**Description of the task**: Taking the line with "Extract the structured" as the start, reproduce every line until the records end, exactly and with nothing added.

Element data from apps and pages
------------------------

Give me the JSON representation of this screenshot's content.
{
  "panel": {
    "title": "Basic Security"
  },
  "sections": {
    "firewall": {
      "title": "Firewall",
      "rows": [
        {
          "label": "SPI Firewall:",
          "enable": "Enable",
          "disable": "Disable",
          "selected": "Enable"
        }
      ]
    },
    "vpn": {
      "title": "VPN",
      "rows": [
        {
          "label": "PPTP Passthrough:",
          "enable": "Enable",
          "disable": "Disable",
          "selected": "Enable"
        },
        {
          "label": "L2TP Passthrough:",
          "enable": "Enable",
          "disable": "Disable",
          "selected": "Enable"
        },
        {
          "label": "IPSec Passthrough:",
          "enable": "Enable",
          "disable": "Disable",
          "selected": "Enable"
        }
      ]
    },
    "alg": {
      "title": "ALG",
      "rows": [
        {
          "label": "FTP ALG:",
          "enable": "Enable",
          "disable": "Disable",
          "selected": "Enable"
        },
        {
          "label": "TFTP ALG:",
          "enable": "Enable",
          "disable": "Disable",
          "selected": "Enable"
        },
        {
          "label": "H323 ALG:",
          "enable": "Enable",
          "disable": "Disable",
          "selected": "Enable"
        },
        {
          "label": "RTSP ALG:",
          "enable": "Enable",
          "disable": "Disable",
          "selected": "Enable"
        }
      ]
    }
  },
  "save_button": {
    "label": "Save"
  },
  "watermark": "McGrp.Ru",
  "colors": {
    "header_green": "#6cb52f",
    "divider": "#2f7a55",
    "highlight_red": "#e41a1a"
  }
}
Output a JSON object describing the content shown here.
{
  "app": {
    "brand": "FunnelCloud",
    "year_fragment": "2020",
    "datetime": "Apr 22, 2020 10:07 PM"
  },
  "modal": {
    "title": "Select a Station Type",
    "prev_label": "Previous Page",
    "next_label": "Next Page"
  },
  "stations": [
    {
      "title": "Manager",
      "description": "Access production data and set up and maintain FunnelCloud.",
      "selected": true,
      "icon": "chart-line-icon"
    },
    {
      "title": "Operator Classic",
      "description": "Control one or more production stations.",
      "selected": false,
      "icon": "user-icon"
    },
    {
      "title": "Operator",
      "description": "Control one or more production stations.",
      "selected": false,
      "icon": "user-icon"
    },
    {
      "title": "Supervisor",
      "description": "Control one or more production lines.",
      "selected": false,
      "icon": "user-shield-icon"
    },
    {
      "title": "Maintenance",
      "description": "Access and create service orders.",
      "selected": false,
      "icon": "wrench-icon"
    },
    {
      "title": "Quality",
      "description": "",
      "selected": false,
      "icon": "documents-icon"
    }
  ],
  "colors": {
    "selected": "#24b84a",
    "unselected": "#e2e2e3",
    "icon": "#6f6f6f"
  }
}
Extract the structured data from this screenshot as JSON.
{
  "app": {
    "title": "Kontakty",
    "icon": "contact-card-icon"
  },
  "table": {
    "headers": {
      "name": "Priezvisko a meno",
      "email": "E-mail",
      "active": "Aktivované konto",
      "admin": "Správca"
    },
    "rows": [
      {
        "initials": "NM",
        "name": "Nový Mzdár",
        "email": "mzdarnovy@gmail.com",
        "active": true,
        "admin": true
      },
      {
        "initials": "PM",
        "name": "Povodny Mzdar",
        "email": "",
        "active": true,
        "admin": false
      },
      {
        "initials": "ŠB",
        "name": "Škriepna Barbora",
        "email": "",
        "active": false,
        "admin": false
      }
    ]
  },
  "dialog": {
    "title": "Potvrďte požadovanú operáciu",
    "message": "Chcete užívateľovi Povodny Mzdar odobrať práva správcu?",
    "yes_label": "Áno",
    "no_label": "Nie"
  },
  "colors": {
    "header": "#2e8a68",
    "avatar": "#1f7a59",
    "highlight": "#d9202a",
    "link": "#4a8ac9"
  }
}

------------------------

**Response area**:
Extract the structured data from this screenshot as JSON.
{
  "app": {
    "title": "Kontakty",
    "icon": "contact-card-icon"
  },
  "table": {
    "headers": {
      "name": "Priezvisko a meno",
      "email": "E-mail",
      "active": "Aktivované konto",
      "admin": "Správca"
    },
    "rows": [
      {
        "initials": "NM",
        "name": "Nový Mzdár",
        "email": "mzdarnovy@gmail.com",
        "active": true,
        "admin": true
      },
      {
        "initials": "PM",
        "name": "Povodny Mzdar",
        "email": "",
        "active": true,
        "admin": false
      },
      {
        "initials": "ŠB",
        "name": "Škriepna Barbora",
        "email": "",
        "active": false,
        "admin": false
      }
    ]
  },
  "dialog": {
    "title": "Potvrďte požadovanú operáciu",
    "message": "Chcete užívateľovi Povodny Mzdar odobrať práva správcu?",
    "yes_label": "Áno",
    "no_label": "Nie"
  },
  "colors": {
    "header": "#2e8a68",
    "avatar": "#1f7a59",
    "highlight": "#d9202a",
    "link": "#4a8ac9"
  }
}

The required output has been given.